By Karl Grossman
It was a whopper of a mistake made by the Suffolk County Legislature as last year ended — elimination of the Suffolk Department of Environment and Energy.
It was done for economic reasons. Suffolk government’s tight financial situation required cuts, it was said. But in eliminating the department, the Suffolk Legislature lost sight of what we have grown to understand: for Suffolk, the environment is the economy.
And if the environment is allowed to degrade, the survival of the industries that depend on this being a green, sustainable place will be threatened. The tourism and second-home industries, which bring in billions of dollars a year, agriculture and fishing—all will be in jeopardy. As environmentalists have long emphasized, people don’t vacation in sprawled-over Nassau County.
But to keep Suffolk the special place in the New York Metropolitan Area that it has been, to save Suffolk, requires continued, intense, directed effort — and the Department of Environment and Energy in its five years had been demonstrating its strength at that.
Not too incidentally, one doesn’t need to point to western Long Island as a lesson of what could happen here. Last week my wife and I returned from a trip to the South Pacific on which we celebrated our 50th wedding anniversary. What a vision: flying into Tahiti. But once on the ground, it is outrageous to see what has happened to this island to which the artist Gauguin and others fled. Tahiti is now full of ugly sprawl.
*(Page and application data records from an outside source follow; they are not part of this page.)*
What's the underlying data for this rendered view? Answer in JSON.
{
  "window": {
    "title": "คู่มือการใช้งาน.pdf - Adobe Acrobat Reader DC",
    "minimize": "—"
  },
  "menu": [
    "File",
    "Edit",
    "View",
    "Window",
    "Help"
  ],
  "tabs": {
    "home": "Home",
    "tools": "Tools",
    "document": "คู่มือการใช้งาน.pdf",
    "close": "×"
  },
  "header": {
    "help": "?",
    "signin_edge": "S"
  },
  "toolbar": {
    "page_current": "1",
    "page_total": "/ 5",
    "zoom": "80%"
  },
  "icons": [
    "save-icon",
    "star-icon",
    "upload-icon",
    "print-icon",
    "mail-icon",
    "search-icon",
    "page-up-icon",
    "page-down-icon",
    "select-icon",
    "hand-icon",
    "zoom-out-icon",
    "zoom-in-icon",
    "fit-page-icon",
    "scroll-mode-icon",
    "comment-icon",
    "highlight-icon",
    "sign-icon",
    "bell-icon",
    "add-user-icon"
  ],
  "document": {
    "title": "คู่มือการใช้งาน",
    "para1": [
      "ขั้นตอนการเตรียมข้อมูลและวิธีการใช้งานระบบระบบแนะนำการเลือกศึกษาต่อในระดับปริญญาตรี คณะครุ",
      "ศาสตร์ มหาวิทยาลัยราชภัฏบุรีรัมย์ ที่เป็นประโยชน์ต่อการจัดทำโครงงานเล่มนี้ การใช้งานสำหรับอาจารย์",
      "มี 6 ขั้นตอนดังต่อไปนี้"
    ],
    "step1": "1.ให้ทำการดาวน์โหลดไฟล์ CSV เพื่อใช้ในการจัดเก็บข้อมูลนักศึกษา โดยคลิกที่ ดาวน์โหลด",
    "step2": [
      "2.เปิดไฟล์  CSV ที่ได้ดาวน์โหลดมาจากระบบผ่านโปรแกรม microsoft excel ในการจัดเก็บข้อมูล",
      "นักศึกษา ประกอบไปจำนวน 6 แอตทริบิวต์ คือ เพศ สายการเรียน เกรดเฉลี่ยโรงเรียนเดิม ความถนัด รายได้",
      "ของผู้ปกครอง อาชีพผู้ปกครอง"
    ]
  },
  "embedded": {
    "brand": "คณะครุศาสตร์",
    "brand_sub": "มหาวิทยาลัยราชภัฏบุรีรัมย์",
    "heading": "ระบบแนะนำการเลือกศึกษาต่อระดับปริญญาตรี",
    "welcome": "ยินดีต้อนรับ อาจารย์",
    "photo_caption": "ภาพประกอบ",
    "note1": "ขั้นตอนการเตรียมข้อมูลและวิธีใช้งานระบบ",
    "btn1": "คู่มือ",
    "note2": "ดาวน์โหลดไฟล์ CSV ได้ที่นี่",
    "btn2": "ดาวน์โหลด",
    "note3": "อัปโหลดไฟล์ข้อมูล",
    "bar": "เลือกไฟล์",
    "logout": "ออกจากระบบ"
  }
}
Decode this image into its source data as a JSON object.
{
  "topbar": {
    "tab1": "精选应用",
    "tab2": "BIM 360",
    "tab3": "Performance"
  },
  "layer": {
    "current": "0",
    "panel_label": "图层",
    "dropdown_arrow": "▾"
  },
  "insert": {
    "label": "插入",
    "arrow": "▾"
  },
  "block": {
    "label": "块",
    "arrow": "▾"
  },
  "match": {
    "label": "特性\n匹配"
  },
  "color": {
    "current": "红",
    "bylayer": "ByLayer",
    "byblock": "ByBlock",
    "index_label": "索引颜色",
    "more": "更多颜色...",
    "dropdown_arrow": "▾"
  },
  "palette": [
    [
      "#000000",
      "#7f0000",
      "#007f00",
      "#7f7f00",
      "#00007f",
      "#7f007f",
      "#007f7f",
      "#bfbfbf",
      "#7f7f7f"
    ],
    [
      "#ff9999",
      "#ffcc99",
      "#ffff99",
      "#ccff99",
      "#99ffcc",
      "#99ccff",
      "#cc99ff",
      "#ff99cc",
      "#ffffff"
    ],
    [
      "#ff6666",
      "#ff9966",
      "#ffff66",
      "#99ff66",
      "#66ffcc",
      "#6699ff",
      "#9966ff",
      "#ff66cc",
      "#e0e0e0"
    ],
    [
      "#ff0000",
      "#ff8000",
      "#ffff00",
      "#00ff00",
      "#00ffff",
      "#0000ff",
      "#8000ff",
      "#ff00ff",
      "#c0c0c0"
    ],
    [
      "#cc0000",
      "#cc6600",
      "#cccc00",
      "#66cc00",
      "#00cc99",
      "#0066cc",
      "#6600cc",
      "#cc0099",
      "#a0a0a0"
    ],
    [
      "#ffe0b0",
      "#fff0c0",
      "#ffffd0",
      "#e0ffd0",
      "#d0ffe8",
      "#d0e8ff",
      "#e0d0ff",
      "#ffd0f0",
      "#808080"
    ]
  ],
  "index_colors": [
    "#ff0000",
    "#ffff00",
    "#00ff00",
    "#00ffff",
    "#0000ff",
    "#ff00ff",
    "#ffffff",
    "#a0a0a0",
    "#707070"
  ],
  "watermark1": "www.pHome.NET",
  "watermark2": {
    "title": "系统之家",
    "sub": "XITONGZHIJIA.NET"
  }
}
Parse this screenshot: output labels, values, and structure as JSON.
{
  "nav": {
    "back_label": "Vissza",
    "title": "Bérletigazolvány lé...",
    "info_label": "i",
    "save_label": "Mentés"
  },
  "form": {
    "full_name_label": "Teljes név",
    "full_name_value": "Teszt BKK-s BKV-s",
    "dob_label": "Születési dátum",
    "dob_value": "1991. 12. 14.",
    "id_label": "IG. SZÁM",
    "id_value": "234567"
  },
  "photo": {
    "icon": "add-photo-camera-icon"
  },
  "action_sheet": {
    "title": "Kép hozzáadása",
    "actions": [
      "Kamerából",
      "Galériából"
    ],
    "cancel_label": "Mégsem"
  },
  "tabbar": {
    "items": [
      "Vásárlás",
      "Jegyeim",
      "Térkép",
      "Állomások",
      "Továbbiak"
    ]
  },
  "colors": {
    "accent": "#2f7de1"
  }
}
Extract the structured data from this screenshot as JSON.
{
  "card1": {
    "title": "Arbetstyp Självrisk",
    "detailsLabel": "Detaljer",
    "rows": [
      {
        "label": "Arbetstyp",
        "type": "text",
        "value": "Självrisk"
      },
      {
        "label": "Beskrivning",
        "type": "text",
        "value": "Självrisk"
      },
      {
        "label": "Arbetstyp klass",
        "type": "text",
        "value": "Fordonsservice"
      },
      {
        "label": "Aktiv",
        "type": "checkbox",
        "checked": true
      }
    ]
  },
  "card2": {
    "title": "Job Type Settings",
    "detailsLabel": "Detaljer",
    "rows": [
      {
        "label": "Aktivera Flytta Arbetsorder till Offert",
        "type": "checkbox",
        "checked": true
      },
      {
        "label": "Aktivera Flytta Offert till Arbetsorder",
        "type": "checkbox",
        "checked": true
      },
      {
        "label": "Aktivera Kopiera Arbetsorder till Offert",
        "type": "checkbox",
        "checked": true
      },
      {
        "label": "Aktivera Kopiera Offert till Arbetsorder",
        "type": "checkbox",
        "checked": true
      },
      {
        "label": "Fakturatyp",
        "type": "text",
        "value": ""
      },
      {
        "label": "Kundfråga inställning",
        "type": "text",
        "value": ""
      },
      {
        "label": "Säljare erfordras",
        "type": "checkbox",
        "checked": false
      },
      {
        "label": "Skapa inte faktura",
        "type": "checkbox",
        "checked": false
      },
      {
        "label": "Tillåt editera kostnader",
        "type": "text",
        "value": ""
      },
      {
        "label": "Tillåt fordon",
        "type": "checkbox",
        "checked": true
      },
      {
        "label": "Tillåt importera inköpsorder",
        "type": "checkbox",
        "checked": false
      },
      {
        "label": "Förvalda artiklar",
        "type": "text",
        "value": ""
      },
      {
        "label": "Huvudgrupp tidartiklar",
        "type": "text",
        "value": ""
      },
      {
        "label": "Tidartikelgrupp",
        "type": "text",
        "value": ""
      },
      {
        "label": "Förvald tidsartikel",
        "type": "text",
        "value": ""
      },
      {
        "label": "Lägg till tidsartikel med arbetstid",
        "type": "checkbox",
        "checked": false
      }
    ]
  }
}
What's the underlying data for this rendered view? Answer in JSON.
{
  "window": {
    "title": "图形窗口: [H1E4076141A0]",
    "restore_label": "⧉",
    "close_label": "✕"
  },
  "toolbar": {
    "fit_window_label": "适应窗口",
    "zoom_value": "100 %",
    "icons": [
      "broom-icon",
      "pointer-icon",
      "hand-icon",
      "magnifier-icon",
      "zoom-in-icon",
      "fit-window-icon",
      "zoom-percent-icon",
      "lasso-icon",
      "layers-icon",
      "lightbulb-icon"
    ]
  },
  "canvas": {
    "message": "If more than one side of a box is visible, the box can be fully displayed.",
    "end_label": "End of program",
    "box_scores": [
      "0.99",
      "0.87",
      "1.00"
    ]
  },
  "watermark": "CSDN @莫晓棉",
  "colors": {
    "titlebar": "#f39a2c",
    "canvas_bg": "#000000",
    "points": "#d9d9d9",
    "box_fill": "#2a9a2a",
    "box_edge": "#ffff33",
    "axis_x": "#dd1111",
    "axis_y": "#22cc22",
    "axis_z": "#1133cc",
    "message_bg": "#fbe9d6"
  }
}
Other islands of French Polynesia which we visited were as exquisite as ever: Moorea, Bora Bora, Huahine, Taha’a. But not Tahiti. Indeed, the guide books suggest that because of what has occurred, after landing on Tahiti you take leave as soon as possible. If people can screw up Tahiti, they can screw up anyplace.
And eastern Long Island, just east of the biggest concentration of population in the United States, is especially vulnerable. We’ve known that for years—and that’s why we’ve created here what are now nationally-heralded programs to preserve open space and farmland, and then a Department of Environment and Energy. It was a major accomplishment of the Steve Levy administration.
Eliminating the department saves relatively little money. Yes, the job of its commissioner is gone. But its 57 employees have been simply spread around to other county departments.
Lost has been the high-level access of the department’s commissioner to the county executive. The office of the environmental commissioner was just two doors down from the county executive’s office on the 12th floor of the H. Lee Dennison Building—and the commissioner was in the loop daily as governmental decisions were made, representing our environment.
This is what the bill creating the department said the county needed—an “independent” Suffolk agency as the protector of the environment. Such an agency would also include those who’d challenge dirty doings of some Suffolk agencies.
For example, the Department of Environment and Energy has had staffers monitoring the county’s pesticide-spraying program—and pushing for safer alternatives. They have now been transferred to the county’s Department of Health Services which has always supported the pesticide-spraying.
The measure creating the department declared that Suffolk’s “environmental resources constitute an inheritance that must be passed on intact to succeeding generations.” It spoke of Suffolk’s “unique environmental and ecological character…which make Suffolk County attractive to those who live, work and raise a family here; to businesses that are located or relocating here; and to thousands of visitors and tourists each year, whose presence generates enormous economic benefits for the residents of this county.”
The Suffolk Legislature in the waning days of 2011 forgot about all this as it eliminated the Department of Environment and Energy. Fortunately, some governmental mistakes can be corrected. Bringing back this county department can be accomplished, and should be, quickly.
My wife and I have taken drives in recent days to enjoy the lovely, warm weather we’ve been having and the beautiful place where we live. You don’t have to go to paradise in the South Pacific to find beauty on this planet. We have it on eastern Long Island. It’s as fine as any place on Earth. Our great challenge is to keep it that way.